National TreasureThe Golden Light of the Most Victorious Kings Sutra

Save Image

image 全画面表示
  • 紫紙金字金光明最勝王経
  • 10 scrolls
  • Gold ink on purple-dyed paper Handscroll Gold boundary lines
  • Nara period/8th century
  • Nara National Museum
  • 759

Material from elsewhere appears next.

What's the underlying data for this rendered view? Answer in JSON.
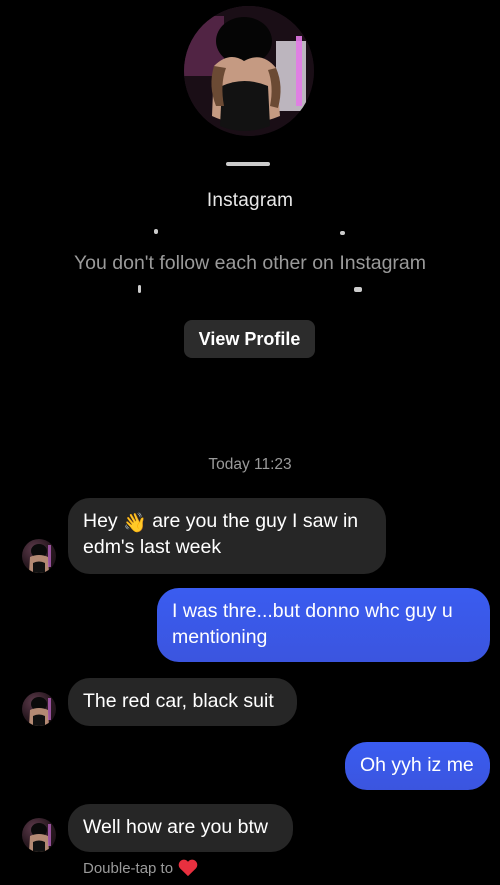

  The Golden Light of the Most Victorious Kings Sutra comprises ten volumes that explains the protection of the state (kokka chingo) by the Four Heavenly Kings and other benevolent deities (Shoten Zenshin). It was translated into Chinese in Choan 3 (703) by the priest-translator Gijo of the Tang dynasty and introduced to Japan 15 years later.
  On the fourteenth day of the second month of Tempyo 13 (741), Emperor Shomu (701-756) ordered that two state-sponsored temples-one for monks (kokubun ji) and one for nuns ( kokubun ni ji)-should be built in every province in Japan. At that time, it was decided that a copy of the Golden Light of the Most Victorious Kings Sutra would be enshrined in the pagoda of each temple. The official name of the state-sponsored institutions was “Temples for the Protection of the State by the Golden Light of the Four Heavenly Kings.” Based on the contents of the Golden Light of the Most Victorious Kings Sutra, it was thought that these temples would provide protection for the nation through the power of the four defenders of Buddhism. This gold-lettered copy of the sutra is a masterwork, symbolizing the protection of the state afforded by Buddhism.
  Emperor Shomu’s order specifically called for the use of gold lettering in the creation of the sutra, but it did not designate the color of the paper. However, according to a document of the Scriptorium for Gold-Lettered Sutras (an imperial office created for copying the texts), we know that purple-dyed paper was used. In fact, most gold-lettered sutras copied in the Nara period (710–794) were on purple-dyed paper. Once the sheets of purple-dyed paper had been joined together, thin lines, marking the columns for the characters, were drawn in gold ink called kindei (made by mixing gold dust into a gelatin-based medium). The text of the sutra was then copied using this ink. After the copying was finished and the gold ink had dried, the copyist used a boar’s tusk to burnish the letters. This process quickly brought out the luster of the golden paint, as if it had been suddenly transformed into gold leaf (kinpaku).
  It is said that this copy of the Golden Light of the Most Victorious Kings Sutra, now in the collection of the Nara National Museum, was originally enshrined at the state-sponsored temple in Bingo Province (present-day Hiroshima Prefecture). The sutra has survived complete in ten volumes. Even now, the golden characters shine brilliantly, glowing against the deep purple ground. This work, extolled for its elegance, is considered one of the jewels of sutra transcription from the Tempyo era (729–749).